U.S. Senator Al Franken (D-MN) fears AT&T's planned buyout of DirecTV will result in less competition and higher rates for customers. The proposed US$49 billion deal would give AT&T control over DirecTV and its subscribers, and Sen. Franken said the purchase will be a move in the wrong direction.
Senator Al Franken opposes AT&T/DirecTV merger
In a CNN interview, Sen. Franken said,
This usually leads to higher fees for consumers and less choices usually. We need to keep as much competition in the space -- this is going exactly the wrong direction.
AT&T, however, painted a different picture. The communications giant said the deal would bring broadband Internet to 15 million new customers, and will help improve the entertainment delivery market. CEO Randal Stephenson said, "This is a unique opportunity that will redefine the video entertainment industry."
Sen. Franken said he is skeptical that the deal will work in favor of consumers and is calling for hearings to determine whether or not AT&T and DirecTV should be allowed to move forward. He pointed out that similar deals, like the Comcast/Time Warner merger, reduced competition and higher subscription prices.
"The fewer players there are in the space, the worse it is for consumers," he said. "[These deals] usually lead to higher fees for consumers."
This isn't the first time Sen. Franken has spoken out against big mergers. He protested Comcast's deal with Time Warner, and AT&T's attempted purchase of T-Mobile, too. The Senator is also a strong supporter of Net Neutrality, which he thinks will suffer from this deal.
Assuming the deal is allowed to go through, he sees consumers as the big losers. "The fewer players there are in the space I believe the worse it is for consumers," he said.
He added that the U.S. Department of Justice and the FCC should both take an active role in determining whether or not the deal is appropriate.

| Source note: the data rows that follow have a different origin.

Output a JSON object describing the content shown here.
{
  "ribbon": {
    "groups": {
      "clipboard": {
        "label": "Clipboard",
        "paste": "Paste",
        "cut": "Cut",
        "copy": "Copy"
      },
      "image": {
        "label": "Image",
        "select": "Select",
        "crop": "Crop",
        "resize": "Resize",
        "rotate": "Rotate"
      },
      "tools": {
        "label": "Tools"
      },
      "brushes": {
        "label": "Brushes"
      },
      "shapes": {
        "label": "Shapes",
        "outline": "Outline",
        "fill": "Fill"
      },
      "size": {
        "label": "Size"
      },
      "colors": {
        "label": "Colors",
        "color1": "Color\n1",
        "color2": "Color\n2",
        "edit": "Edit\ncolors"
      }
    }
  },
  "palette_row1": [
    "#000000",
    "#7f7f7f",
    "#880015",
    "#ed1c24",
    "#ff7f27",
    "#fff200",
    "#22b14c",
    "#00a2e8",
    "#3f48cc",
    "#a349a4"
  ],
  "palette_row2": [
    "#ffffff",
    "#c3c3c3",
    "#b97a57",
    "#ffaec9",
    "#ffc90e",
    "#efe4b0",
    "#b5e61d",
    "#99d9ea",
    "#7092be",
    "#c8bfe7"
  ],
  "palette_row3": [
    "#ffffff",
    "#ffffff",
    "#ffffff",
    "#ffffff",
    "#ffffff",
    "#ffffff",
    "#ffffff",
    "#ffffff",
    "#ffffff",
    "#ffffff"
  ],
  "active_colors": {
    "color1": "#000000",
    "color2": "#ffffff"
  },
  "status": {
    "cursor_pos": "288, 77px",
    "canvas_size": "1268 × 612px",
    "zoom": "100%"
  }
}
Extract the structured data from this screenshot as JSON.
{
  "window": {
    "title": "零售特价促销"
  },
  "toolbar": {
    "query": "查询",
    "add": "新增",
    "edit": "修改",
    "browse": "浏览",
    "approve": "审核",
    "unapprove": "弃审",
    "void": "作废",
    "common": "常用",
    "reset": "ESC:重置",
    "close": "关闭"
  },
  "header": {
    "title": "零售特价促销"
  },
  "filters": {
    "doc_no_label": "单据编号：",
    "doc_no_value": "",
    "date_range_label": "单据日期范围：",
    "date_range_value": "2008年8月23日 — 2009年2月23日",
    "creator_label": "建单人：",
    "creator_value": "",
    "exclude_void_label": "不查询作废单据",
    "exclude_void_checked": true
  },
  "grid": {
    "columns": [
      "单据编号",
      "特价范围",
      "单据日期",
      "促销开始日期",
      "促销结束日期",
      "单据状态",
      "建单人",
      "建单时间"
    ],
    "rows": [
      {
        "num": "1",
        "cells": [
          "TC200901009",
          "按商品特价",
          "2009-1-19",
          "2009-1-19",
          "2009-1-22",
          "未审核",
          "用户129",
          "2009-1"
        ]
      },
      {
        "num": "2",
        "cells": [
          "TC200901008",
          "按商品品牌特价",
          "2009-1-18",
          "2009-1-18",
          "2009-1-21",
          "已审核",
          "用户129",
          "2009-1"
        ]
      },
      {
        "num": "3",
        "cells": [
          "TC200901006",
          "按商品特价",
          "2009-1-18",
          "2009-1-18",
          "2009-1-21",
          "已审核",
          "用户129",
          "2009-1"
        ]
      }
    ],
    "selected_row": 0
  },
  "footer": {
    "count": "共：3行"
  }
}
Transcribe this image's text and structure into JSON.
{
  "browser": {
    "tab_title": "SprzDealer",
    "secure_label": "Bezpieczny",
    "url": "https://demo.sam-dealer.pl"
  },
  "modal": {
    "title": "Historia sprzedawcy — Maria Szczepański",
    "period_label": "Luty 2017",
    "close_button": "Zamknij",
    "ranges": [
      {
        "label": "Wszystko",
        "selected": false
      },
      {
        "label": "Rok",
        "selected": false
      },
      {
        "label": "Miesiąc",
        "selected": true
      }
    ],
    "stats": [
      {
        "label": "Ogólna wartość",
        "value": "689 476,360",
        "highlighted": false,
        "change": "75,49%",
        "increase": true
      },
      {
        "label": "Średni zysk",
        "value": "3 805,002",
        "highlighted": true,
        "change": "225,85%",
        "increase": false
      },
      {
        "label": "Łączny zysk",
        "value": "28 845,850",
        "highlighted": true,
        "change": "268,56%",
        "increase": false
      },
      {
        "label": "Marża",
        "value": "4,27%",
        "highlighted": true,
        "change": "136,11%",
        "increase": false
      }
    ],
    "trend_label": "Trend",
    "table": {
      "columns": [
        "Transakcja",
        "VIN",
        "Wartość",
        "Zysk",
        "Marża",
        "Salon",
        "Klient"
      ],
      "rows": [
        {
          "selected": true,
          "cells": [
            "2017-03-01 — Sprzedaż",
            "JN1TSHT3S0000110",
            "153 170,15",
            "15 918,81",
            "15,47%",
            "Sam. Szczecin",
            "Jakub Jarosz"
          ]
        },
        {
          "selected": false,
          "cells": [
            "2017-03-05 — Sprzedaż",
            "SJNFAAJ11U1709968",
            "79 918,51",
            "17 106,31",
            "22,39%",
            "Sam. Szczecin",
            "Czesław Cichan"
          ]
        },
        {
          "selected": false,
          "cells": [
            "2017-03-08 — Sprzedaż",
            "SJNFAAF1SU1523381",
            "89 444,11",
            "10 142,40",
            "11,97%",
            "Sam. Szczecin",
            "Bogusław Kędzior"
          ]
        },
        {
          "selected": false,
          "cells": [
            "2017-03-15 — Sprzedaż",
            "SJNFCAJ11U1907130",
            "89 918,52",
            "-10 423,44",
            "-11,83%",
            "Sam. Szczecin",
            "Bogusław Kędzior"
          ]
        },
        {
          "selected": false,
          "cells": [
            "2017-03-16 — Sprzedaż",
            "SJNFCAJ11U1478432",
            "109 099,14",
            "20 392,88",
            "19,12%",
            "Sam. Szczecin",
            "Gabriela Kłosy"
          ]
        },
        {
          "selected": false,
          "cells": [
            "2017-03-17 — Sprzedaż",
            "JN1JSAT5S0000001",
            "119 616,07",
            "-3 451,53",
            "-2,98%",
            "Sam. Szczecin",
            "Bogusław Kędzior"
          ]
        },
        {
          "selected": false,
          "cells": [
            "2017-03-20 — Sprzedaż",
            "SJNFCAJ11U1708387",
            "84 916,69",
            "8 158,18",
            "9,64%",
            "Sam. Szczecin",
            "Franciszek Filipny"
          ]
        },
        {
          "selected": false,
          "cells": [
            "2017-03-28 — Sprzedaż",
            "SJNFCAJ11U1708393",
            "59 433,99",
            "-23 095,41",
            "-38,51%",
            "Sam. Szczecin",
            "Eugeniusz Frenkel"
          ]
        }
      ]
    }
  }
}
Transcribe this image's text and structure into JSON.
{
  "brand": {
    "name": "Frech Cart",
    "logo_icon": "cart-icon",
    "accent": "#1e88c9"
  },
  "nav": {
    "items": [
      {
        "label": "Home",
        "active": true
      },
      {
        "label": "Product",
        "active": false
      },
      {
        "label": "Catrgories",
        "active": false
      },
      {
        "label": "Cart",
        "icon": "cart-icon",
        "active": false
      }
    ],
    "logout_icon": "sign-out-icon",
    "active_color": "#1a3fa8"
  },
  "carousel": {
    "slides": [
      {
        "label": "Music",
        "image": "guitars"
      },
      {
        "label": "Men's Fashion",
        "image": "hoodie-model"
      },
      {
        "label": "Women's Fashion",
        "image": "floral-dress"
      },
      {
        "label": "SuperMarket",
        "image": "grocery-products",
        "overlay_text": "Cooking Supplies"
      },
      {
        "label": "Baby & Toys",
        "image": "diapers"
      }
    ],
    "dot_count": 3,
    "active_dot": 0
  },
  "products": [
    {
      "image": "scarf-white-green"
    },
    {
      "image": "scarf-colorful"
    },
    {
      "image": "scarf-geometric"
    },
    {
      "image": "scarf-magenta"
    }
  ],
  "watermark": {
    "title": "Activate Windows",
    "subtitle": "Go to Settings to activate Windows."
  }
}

"There is a proper roll for the Department of Justice to look at this as an antitrust matter and for the FCC to look at this as is it in the public interest," he said. "I say no, it isn't in the public interest, and yes, this is a violation of antitrust."